So we've established in earlier posts that I'm a pantser. But that doesn't mean that I don't use outlines. I just outline a bit later than most people.
I'm working on a novella currently, and it's written in eight parts. This folds itself well into one of my favorite outline types, the Three Act Eight Sequence structure. This is a structure particularly favored among screenwriters, and if you watch your favorite modern films with an educated eye you're likely to see it all over the place.
Part of the production process (warning: this is about how the sausage is made) is writing copy. A lot of writers pay other people to write their copy. People with marketing backgrounds and experience in writing this kind of thing. The reason is that writing copy for your own book is extremely difficult for a lot of people. I never thought about the work that goes into jacket copy, for instance, but I have definitely decided to buy a book based on the jacket copy.
The thing about jacket copy is that the unsuspecting reader thinks of it as a kind of synopsis of the story, and that's not at all what it is. If that was what copy was, that would be no problem. I mean, I now know this story better than anyone else. I can write a synopsis.
But jacket copy is subtly different from a synopsis. Jacket copy tells the reader, this is what you're getting for your money when you buy this book.

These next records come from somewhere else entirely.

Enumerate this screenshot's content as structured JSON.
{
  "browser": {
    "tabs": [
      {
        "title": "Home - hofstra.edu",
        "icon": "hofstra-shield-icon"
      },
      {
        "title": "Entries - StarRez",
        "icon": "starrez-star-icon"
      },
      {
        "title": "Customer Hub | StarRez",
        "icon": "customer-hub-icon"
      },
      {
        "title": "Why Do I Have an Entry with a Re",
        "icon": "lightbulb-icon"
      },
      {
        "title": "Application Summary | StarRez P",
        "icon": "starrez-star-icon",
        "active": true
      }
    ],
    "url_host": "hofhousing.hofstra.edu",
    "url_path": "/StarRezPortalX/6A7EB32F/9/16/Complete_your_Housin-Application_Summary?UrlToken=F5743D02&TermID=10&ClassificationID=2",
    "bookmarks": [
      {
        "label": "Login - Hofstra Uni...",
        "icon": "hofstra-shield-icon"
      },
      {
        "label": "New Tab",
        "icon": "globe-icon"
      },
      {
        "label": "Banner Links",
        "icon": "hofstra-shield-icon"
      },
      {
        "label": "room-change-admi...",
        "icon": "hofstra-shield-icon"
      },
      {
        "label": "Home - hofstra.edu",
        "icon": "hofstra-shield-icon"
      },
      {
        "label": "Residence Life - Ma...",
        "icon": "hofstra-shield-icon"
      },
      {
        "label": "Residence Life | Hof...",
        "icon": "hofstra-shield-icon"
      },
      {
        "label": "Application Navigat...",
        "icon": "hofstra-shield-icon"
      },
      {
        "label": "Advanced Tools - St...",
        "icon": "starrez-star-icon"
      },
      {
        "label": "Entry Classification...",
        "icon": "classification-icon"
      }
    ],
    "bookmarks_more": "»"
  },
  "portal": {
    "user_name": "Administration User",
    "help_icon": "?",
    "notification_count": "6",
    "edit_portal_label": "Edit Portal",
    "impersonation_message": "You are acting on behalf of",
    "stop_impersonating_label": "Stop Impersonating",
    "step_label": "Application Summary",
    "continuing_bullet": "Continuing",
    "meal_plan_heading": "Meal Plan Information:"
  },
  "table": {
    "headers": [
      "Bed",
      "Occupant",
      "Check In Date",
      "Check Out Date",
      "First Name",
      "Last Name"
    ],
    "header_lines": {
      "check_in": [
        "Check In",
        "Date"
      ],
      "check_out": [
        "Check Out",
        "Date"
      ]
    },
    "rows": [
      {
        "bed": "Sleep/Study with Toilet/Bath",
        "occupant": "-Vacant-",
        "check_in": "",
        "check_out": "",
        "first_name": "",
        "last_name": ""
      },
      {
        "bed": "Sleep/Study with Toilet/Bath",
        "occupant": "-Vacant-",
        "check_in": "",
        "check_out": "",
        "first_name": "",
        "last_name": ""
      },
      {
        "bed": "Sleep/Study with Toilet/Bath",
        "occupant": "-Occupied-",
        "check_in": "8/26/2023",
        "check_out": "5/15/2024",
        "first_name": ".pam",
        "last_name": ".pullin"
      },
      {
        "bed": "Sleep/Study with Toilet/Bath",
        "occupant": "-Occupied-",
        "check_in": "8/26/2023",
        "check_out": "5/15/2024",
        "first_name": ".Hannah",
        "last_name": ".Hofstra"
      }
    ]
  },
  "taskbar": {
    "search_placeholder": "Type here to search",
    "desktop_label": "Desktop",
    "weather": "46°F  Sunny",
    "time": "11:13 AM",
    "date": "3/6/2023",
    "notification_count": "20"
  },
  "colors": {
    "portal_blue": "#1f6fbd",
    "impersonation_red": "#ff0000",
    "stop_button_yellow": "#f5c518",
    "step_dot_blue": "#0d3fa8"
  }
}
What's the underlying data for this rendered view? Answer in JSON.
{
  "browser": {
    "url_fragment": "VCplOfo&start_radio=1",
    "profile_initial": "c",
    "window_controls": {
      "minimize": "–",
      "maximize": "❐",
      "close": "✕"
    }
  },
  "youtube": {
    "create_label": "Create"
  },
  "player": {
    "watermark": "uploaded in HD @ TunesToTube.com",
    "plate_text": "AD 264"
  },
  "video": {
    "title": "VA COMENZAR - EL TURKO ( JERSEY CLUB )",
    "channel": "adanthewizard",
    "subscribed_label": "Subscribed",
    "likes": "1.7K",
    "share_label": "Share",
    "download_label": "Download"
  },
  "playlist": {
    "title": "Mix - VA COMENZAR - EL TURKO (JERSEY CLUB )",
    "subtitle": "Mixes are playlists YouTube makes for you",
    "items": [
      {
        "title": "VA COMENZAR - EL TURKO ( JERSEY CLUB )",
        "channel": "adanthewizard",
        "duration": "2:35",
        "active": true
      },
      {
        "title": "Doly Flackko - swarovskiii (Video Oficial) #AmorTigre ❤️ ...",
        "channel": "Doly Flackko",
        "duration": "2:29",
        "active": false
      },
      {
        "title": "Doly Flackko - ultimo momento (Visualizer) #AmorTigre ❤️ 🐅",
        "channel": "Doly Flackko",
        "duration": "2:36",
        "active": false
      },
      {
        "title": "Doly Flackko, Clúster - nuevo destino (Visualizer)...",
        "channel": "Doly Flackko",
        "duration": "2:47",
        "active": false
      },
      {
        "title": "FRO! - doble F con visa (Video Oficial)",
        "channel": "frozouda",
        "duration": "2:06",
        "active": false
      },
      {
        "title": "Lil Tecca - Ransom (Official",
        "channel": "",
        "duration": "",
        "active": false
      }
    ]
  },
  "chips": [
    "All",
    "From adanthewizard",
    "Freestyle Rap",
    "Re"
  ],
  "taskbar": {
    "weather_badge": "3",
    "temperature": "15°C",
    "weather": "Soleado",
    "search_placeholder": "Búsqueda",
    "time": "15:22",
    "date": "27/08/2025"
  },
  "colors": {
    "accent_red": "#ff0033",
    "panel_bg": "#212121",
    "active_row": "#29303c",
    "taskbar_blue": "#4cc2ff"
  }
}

And it does that in a few short paragraphs and with precision.
The problem with the novella I'm working on is that it's essentially eight small stories that make up one larger story, so not only do I have to write copy for the book, but I have to write copy for each individual story. So that's nine pieces of copy.
In order to assure readers with precision that they will get an awesome story when they buy your book, there's a kind of a universal language that's used; the language of the story. So you have to know what and where each of the universal elements of the story are before you can translate your book into a guarantee for the reader. So you need to know where the beginning, the middle, and the end are, and you need to know which transformative events in the story drive those parts, and which ones transition from each part to the next.
That's where reverse outlining comes in.
Buy slotting the events in the story into an existing outline structure, you can find where those turning points and crucial events are, and it allows you to translate an entire book into a short encapsulation that is explained in the universal language of the story, so that even readers who are new to your genre can at least understand what's between the covers.
And when I reverse outline in this way, it allows me to discover things about the story that I didn't explicitly know before. In this case, it allowed me to see that the turning point in the middle of the book pivots around the introduction of a specific character. This lets me know if there are areas in the book that need to be punched up, or areas that need to be shortened.
Everything I've applied this technique to naturally falls into one structure or another; this is due to the fact that I'm an experienced reader, and that reading has provided me with an implicit understanding of the basics of story structure. If you're an avid reader, regardless of whether or not you write fiction, you probably have that understanding as well.
This is particularly helpful in this case, as it has shown me that some of the eight stories that comprise the novella need some structural adjustment. They're not bad; they just aren't as on point as the overall story. This makes sense; I'm not as good at writing short form fiction as I am at novels, I think mainly because I've never been a huge short fiction reader. So tucked into the three act eight sequence outline, each shorter piece has a five point outline.
And it's not a violation of the original work to do this. It's not a matter of cramming the creative work into boxes. It's a diagnostic tool, yes, but it's also an exploratory process. And aside from the usefulness of the resulting outline, it's fun. It's interesting to me to discover things about my writing that I couldn't previously see because I was too invested in other layers of the story, and it's fascinating how much I have to learn from myself about the craft of writing.